• [EXERCISE INSTRUCTIONS]:
Every entry here should be copied exactly.

• [SOURCE RECORDS]:
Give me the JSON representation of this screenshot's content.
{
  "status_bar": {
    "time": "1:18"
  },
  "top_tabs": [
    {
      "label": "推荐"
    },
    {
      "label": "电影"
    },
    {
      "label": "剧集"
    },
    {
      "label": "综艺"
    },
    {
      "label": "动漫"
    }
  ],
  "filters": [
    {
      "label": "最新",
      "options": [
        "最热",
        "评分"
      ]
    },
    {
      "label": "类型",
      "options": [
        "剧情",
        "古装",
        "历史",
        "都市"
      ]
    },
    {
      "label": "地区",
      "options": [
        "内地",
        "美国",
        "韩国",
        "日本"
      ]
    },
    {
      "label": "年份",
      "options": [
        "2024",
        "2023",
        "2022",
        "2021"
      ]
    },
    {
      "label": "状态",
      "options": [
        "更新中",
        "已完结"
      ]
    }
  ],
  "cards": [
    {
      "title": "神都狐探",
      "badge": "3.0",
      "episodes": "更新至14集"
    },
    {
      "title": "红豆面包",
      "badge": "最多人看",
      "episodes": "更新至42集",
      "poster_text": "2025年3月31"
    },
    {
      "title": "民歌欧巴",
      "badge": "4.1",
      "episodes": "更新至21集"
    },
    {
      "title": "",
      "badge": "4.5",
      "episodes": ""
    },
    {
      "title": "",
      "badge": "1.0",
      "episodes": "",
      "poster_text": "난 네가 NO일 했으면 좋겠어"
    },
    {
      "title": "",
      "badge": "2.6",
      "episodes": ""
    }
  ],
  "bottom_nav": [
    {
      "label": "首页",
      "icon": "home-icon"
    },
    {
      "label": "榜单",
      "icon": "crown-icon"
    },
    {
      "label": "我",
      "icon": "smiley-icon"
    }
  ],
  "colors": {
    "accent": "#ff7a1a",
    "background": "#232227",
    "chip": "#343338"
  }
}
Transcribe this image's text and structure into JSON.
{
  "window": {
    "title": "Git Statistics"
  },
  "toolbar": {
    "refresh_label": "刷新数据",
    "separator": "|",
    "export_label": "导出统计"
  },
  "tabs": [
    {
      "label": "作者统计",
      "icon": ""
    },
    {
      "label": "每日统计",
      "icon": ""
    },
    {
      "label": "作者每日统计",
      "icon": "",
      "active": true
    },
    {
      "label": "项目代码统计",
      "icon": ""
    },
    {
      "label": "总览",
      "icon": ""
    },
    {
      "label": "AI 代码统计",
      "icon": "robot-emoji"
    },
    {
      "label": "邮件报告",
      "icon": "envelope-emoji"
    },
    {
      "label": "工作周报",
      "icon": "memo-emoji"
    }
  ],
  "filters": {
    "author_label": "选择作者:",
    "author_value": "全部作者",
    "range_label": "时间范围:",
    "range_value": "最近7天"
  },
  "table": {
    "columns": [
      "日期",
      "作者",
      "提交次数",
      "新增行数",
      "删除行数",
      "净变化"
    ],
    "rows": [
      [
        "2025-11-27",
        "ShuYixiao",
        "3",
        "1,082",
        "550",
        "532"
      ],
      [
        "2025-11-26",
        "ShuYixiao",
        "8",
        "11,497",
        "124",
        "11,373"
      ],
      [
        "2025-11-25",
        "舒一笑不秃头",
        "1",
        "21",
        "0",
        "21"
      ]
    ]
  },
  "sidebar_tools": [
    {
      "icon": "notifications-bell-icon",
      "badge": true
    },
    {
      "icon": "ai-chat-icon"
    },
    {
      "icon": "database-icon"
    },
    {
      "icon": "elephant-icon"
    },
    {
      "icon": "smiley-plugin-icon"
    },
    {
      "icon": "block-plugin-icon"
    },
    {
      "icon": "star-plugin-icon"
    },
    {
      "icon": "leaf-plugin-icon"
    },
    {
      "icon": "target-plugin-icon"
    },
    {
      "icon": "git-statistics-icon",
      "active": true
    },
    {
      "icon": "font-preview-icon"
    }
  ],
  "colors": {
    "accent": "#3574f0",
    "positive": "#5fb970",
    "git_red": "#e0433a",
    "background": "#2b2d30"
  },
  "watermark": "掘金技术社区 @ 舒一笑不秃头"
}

• [RESPONSE FOR THIS EXERCISE]:
Give me the JSON representation of this screenshot's content.
{
  "status_bar": {
    "time": "1:18"
  },
  "top_tabs": [
    {
      "label": "推荐"
    },
    {
      "label": "电影"
    },
    {
      "label": "剧集"
    },
    {
      "label": "综艺"
    },
    {
      "label": "动漫"
    }
  ],
  "filters": [
    {
      "label": "最新",
      "options": [
        "最热",
        "评分"
      ]
    },
    {
      "label": "类型",
      "options": [
        "剧情",
        "古装",
        "历史",
        "都市"
      ]
    },
    {
      "label": "地区",
      "options": [
        "内地",
        "美国",
        "韩国",
        "日本"
      ]
    },
    {
      "label": "年份",
      "options": [
        "2024",
        "2023",
        "2022",
        "2021"
      ]
    },
    {
      "label": "状态",
      "options": [
        "更新中",
        "已完结"
      ]
    }
  ],
  "cards": [
    {
      "title": "神都狐探",
      "badge": "3.0",
      "episodes": "更新至14集"
    },
    {
      "title": "红豆面包",
      "badge": "最多人看",
      "episodes": "更新至42集",
      "poster_text": "2025年3月31"
    },
    {
      "title": "民歌欧巴",
      "badge": "4.1",
      "episodes": "更新至21集"
    },
    {
      "title": "",
      "badge": "4.5",
      "episodes": ""
    },
    {
      "title": "",
      "badge": "1.0",
      "episodes": "",
      "poster_text": "난 네가 NO일 했으면 좋겠어"
    },
    {
      "title": "",
      "badge": "2.6",
      "episodes": ""
    }
  ],
  "bottom_nav": [
    {
      "label": "首页",
      "icon": "home-icon"
    },
    {
      "label": "榜单",
      "icon": "crown-icon"
    },
    {
      "label": "我",
      "icon": "smiley-icon"
    }
  ],
  "colors": {
    "accent": "#ff7a1a",
    "background": "#232227",
    "chip": "#343338"
  }
}
Transcribe this image's text and structure into JSON.
{
  "window": {
    "title": "Git Statistics"
  },
  "toolbar": {
    "refresh_label": "刷新数据",
    "separator": "|",
    "export_label": "导出统计"
  },
  "tabs": [
    {
      "label": "作者统计",
      "icon": ""
    },
    {
      "label": "每日统计",
      "icon": ""
    },
    {
      "label": "作者每日统计",
      "icon": "",
      "active": true
    },
    {
      "label": "项目代码统计",
      "icon": ""
    },
    {
      "label": "总览",
      "icon": ""
    },
    {
      "label": "AI 代码统计",
      "icon": "robot-emoji"
    },
    {
      "label": "邮件报告",
      "icon": "envelope-emoji"
    },
    {
      "label": "工作周报",
      "icon": "memo-emoji"
    }
  ],
  "filters": {
    "author_label": "选择作者:",
    "author_value": "全部作者",
    "range_label": "时间范围:",
    "range_value": "最近7天"
  },
  "table": {
    "columns": [
      "日期",
      "作者",
      "提交次数",
      "新增行数",
      "删除行数",
      "净变化"
    ],
    "rows": [
      [
        "2025-11-27",
        "ShuYixiao",
        "3",
        "1,082",
        "550",
        "532"
      ],
      [
        "2025-11-26",
        "ShuYixiao",
        "8",
        "11,497",
        "124",
        "11,373"
      ],
      [
        "2025-11-25",
        "舒一笑不秃头",
        "1",
        "21",
        "0",
        "21"
      ]
    ]
  },
  "sidebar_tools": [
    {
      "icon": "notifications-bell-icon",
      "badge": true
    },
    {
      "icon": "ai-chat-icon"
    },
    {
      "icon": "database-icon"
    },
    {
      "icon": "elephant-icon"
    },
    {
      "icon": "smiley-plugin-icon"
    },
    {
      "icon": "block-plugin-icon"
    },
    {
      "icon": "star-plugin-icon"
    },
    {
      "icon": "leaf-plugin-icon"
    },
    {
      "icon": "target-plugin-icon"
    },
    {
      "icon": "git-statistics-icon",
      "active": true
    },
    {
      "icon": "font-preview-icon"
    }
  ],
  "colors": {
    "accent": "#3574f0",
    "positive": "#5fb970",
    "git_red": "#e0433a",
    "background": "#2b2d30"
  },
  "watermark": "掘金技术社区 @ 舒一笑不秃头"
}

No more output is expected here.